In sum, based on its thorough analysis of the applicable policy language, Pennsylvania case law, and the nature of the progressive, latent environmental property damage at issue, the Commonwealth Court confirmed in Johnson Matthey that a continuous trigger applies to long term environmental coverage claims under Pennsylvania law. Policyholders will welcome this confirmation of their long-held understanding of the trigger of coverage applicable to environmental claims.

[1] __ A.3d __, 2017 WL 1418401 (Pa. Commw. Ct. Apr. 21, 2017).

[2] 626 A.2d 502 (Pa. 1993).

[3] 106 A.3d 1 (Pa. 2014).

This publication/newsletter is for informational purposes and does not contain or convey legal advice. The information herein should not be used or relied upon in regard to any particular facts or circumstances without first consulting a lawyer. Any views expressed herein are those of the author(s) and not necessarily those of the law firm's clients.
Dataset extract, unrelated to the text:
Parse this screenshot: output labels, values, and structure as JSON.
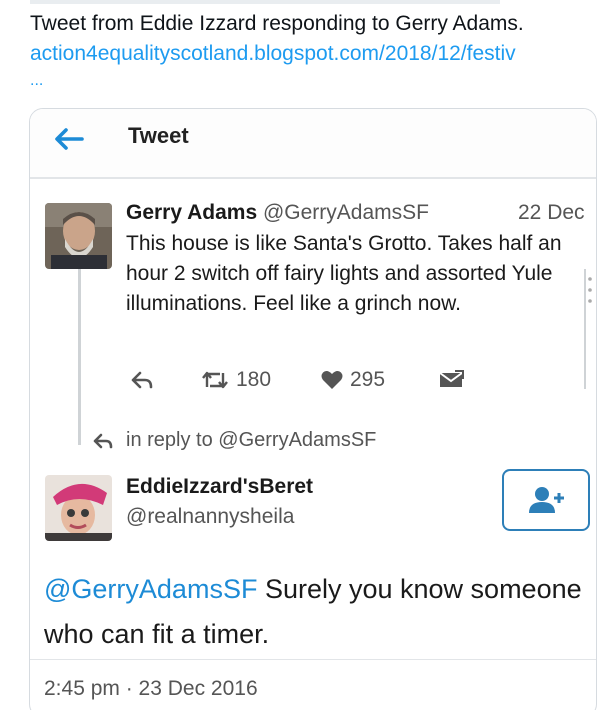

Return to top of page

Email Disclaimer

We welcome your email, but please understand that if you are not already a client of K&L Gates LLP, we cannot represent you until we confirm that doing so would not create a conflict of interest and is otherwise consistent with the policies of our firm. Accordingly, please do not include any confidential information until we verify that the firm is in a position to represent you and our engagement is confirmed in a letter. Prior to that time, there is no assurance that information you send us will be maintained as confidential. Thank you for your consideration.

Accept Cancel